The Iraqi government has advised people in Mosul to stay in their homes since a large-scale exodus could be dangerous. CNN's Phil Black went inside the liberated part of Mosul in a firsthand look at this tragedy.
PHIL BLACK, CNN CORRESPONDENT: These people have just lived through the horror of urban warfare. They cowered in their homes for days, prayers and white flags their only protection as Iraqi forces fought their way through the neighborhoods of Eastern Mosul against fierce ISIS resistance.
Now, there is little food, water or medicine, no electricity. But there's much relief.
UNIDENTIFIED MALE: ISIS is like a dark -- a dark thing on your chest.
BLACK: ISIS is like a dark thing on your chest.
UNIDENTIFIED MALE: Yes, dark thing.
BLACK: And it's gone now?
UNIDENTIFIED MALE: The dark -- the dark is gone.
BLACK: You can hear the fighting in the near distance. It's still dangerously close. ISIS has gone from these streets.
But its ability to harm these people hasn't passed. Just 24 hours ago, we're told a family was sitting here outside their home when a mortar struck just a short distance away, and an 18-month-old girl was killed.
Her name was Emira Ali (ph). Her father Omar (ph) is overwhelmed by grief. He cries, "What did she do wrong?
She was just playing. She's gone from me and she's my only one." Everyday, this makeshift clinic inside Mosul sees the terrible consequences of mortars fired into civilian areas.
It's a bloody production line. The wounded are delivered patched up quickly and loaded into ambulances to transport to hospital. At times, it seems endless.
As one ambulance pulls away, another military vehicle speeds in, carrying more wounded civilians. They're unloaded with great care as the medics work to help the victims of yet another ISIS mortar attack.
But they can't save everyone. This man's 21-year-old son was killed. He says a mortar just fell in front of the door.
We came, and he was just a piece of meat. Four or five of my neighbors were standing with him. And they're all dead.
Here, another parent falls to the dusty ground before the body of her son. These people endured two years of living under ISIS only to be killed by the group's desperate military tactics, and its total indifference to the lives of the innocent.
Phil Black, CNN, Mosul, Northern Iraq.
BERMAN: All right, the breaking news this morning -- announcements from the Trump transition team coming today. So who will be heading to the West Wing?
We have it all covered, coming up.
UNIDENTIFIED FEMALE: I started dog-walking at my local shelter. I noticed that the older dogs just weren't getting adopted.
And most of them would end up getting euthanized. You know, a dog that was seven years old didn't stand a chance.
UNIDENTIFIED FEMALE: You ready to come home?
UNIDENTIFIED FEMALE: I don't think any dog should ever spend its last days alone like that.

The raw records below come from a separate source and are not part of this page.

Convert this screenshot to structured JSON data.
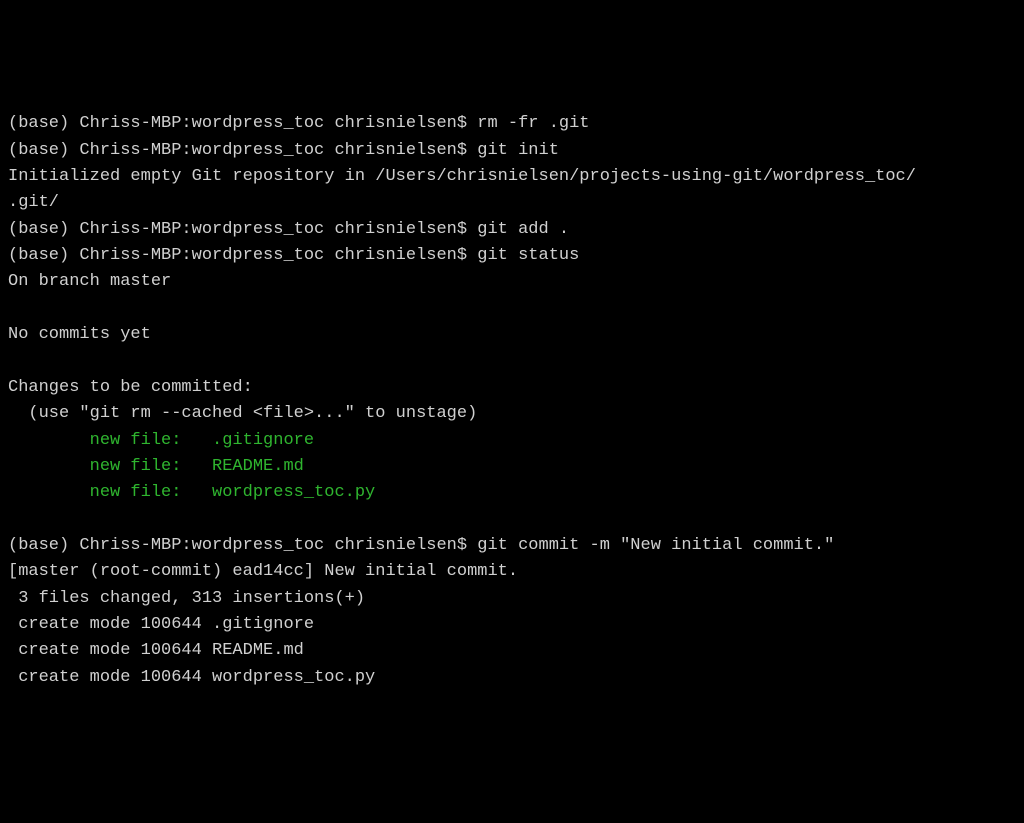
{
  "terminal": {
    "lines": [
      {
        "type": "prompt",
        "prompt": "(base) Chriss-MBP:wordpress_toc chrisnielsen$ ",
        "command": "rm -fr .git"
      },
      {
        "type": "prompt",
        "prompt": "(base) Chriss-MBP:wordpress_toc chrisnielsen$ ",
        "command": "git init"
      },
      {
        "type": "output",
        "text": "Initialized empty Git repository in /Users/chrisnielsen/projects-using-git/wordpress_toc/"
      },
      {
        "type": "output",
        "text": ".git/"
      },
      {
        "type": "prompt",
        "prompt": "(base) Chriss-MBP:wordpress_toc chrisnielsen$ ",
        "command": "git add ."
      },
      {
        "type": "prompt",
        "prompt": "(base) Chriss-MBP:wordpress_toc chrisnielsen$ ",
        "command": "git status"
      },
      {
        "type": "output",
        "text": "On branch master"
      },
      {
        "type": "output",
        "text": ""
      },
      {
        "type": "output",
        "text": "No commits yet"
      },
      {
        "type": "output",
        "text": ""
      },
      {
        "type": "output",
        "text": "Changes to be committed:"
      },
      {
        "type": "output",
        "text": "  (use \"git rm --cached <file>...\" to unstage)"
      },
      {
        "type": "green",
        "text": "        new file:   .gitignore"
      },
      {
        "type": "green",
        "text": "        new file:   README.md"
      },
      {
        "type": "green",
        "text": "        new file:   wordpress_toc.py"
      },
      {
        "type": "output",
        "text": ""
      },
      {
        "type": "prompt",
        "prompt": "(base) Chriss-MBP:wordpress_toc chrisnielsen$ ",
        "command": "git commit -m \"New initial commit.\""
      },
      {
        "type": "output",
        "text": "[master (root-commit) ead14cc] New initial commit."
      },
      {
        "type": "output",
        "text": " 3 files changed, 313 insertions(+)"
      },
      {
        "type": "output",
        "text": " create mode 100644 .gitignore"
      },
      {
        "type": "output",
        "text": " create mode 100644 README.md"
      },
      {
        "type": "output",
        "text": " create mode 100644 wordpress_toc.py"
      }
    ]
  }
}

Muttville is a cage-free open space. I don't even want to call it a facility because we've tried to make it very home-like. When an old dog that's been in a shelter gets to Muttville, it's like, woo-hoo!
You know, they realize that it's a good place. And it's a safe place. These old dogs are so amazing.
So we're educating people about that, about the fact that old dogs have so much to give.
Oh, thank you.
I know that once we get them, they're going have that second chance at a great home and a great life, and that we're making a difference.